Down to earth and delightfully inviting, get ready to be immersed in the charming culture and life of Osaka, especially the food! Rated as the world’s greatest food city by The Guardian UK, Osaka certainly packs a good punch when it comes to delicacies that will satisfy the tummy. So much so that one may even commit Kuidaore – local lingo for ‘eat till you drop’ – as the delightful smells of takoyaki (octopus balls), okonomiyaki (pan-fried batter cake), udon (Japanese noodles) and other traditional Japanese culinary linger along the streets of this city. Shopping is a great pull with the many shopping districts to explore!
Best of Osaka
1. Osaka Castle
Explore the intricate beauty of one of Japan’s most famous castles that was built in 1583. This symbol of Osaka is especially beautiful during spring when the cherry blossoms bloom.
2. Osaka Aquarium Kaiyukan
Be amazed by sheer size of the aquarium that houses marine animals including sea otters, dolphins, turtles, penguins and its star attraction—the majestic whale shark named Yu-chan.

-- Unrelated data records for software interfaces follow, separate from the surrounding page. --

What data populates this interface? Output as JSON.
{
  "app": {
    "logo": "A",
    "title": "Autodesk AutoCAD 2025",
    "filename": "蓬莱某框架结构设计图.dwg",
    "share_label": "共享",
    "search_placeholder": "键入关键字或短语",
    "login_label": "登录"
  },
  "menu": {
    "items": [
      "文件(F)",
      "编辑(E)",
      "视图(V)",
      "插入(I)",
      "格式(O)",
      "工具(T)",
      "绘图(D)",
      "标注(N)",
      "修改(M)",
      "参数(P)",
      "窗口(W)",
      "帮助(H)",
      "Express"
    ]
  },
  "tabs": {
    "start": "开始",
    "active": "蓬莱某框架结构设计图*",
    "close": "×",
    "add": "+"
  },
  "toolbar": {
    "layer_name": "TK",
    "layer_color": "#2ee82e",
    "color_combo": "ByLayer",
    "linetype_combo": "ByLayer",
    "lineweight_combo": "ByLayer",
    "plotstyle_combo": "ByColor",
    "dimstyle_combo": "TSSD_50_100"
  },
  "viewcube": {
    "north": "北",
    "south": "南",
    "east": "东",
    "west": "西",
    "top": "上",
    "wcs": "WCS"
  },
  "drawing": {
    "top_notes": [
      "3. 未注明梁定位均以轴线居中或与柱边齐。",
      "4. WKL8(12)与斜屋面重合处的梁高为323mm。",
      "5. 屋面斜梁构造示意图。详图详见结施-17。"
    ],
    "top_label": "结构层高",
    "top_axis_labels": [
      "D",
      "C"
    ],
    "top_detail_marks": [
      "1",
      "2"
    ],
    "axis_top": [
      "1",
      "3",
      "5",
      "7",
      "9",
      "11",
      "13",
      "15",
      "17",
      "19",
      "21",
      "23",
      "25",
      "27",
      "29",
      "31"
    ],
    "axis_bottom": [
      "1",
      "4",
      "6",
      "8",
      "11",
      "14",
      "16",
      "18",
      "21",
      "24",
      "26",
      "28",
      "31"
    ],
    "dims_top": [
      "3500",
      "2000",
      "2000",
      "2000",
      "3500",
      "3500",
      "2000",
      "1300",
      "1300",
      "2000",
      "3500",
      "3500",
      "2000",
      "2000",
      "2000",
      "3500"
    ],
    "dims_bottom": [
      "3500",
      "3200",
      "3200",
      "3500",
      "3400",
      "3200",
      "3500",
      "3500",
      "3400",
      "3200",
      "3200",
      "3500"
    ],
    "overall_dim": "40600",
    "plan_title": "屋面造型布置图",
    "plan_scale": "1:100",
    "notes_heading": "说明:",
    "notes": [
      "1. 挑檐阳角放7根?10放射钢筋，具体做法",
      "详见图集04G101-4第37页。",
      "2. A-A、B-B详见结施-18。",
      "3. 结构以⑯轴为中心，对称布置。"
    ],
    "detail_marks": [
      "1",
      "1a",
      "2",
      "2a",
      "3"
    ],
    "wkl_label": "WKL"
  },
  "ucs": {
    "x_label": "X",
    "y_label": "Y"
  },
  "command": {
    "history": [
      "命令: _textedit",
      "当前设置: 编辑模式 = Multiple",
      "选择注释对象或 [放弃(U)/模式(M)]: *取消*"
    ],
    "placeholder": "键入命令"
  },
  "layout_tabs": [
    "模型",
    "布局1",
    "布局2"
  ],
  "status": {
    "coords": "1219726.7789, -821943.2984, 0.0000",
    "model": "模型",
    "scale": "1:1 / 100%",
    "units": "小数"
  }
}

3. Tempozan Giant Ferris Wheel
Hop on the giant Ferris wheel and take in the magnificent view of Osaka which is especially beautiful at night as the city lights come to life!
4. Shinsaibashi Shopping Street
The city’s main shopping area covers everything from famous brands to boutique designers! Visit the famous Dotonbori where you’ll spot the Glico man amongst the many eateries.
5. Osaka Takoyaki Museum
Satisfy takoyaki cravings at this unique museum, built to commemorate Osaka as the birthplace of this delicious delicacy.
6. Universal Studios Japan
Prepare to spend a full day of reliving sensational scenes from popular movies such as Back to the Future and Terminator. Thrilling rides and entertaining shows for kids and adults alike!
7. Osaka Museum of Housing and Living
Not just another museum, it’s an experience of going back through time. Don your kimono and explore the replica of a 19th century Japanese village to see life as it was. Don’t miss the painstakingly detailed miniatures!
8. National Bunraku Theatre
Everything about bunraku is amazing, from the lifelike puppets (each needs to be handled by three puppeteers) to the dramatic accompaniments by the narrators and musicians. A once in a lifetime experience!
Although named Shinsekai (new world), this vibrant neighbourhood is actually where you go to get a feel of how things used to be decades ago with its quaint food joints and barbershops. Don’t forget to go to the top of Tsutenkaku Tower or take a dip in an onsen (Japanese bathhouse).
Aside from the fact that it is the first state-sponsored Buddhist temple in the country, Shitennoji is also famous for a peaceful walk in the afternoon around its adjacent Gokuraku-jodo Garden and its pleasant neighbourhood.
11. Sumiyoshi Taisha
Founded in 211, the Grand Shrine of Sumiyoshi is historically important and architecturally intriguing as it was built before the influx of Buddhist temples, making it a National Treasure of Japan.
Another pride of Osaka, this meal is best enjoyed freshly served from the grill. Mixed vegetables are blended in a batter, creating a savoury veggie pancake that is so good, you don’t want to share it with anyone.
The refined city of Kyoto was the capital of Japan for more than a millennium and it still retains its countless shrines and temples, impressive gardens and charming traditional villas.
Understated Kobe is a cosmopolitan city where foreign cultures first arrived in Japan as shown by a synagogue, a mosque, a Chinatown and its collection of Ijinkan (colonial-style western houses).
An old capital with picturesque landscapes, ancient temples and gardens, and its cutest residents–the gentle deer that roam about freely, Nara is perfect for a day excursion out of Osaka city.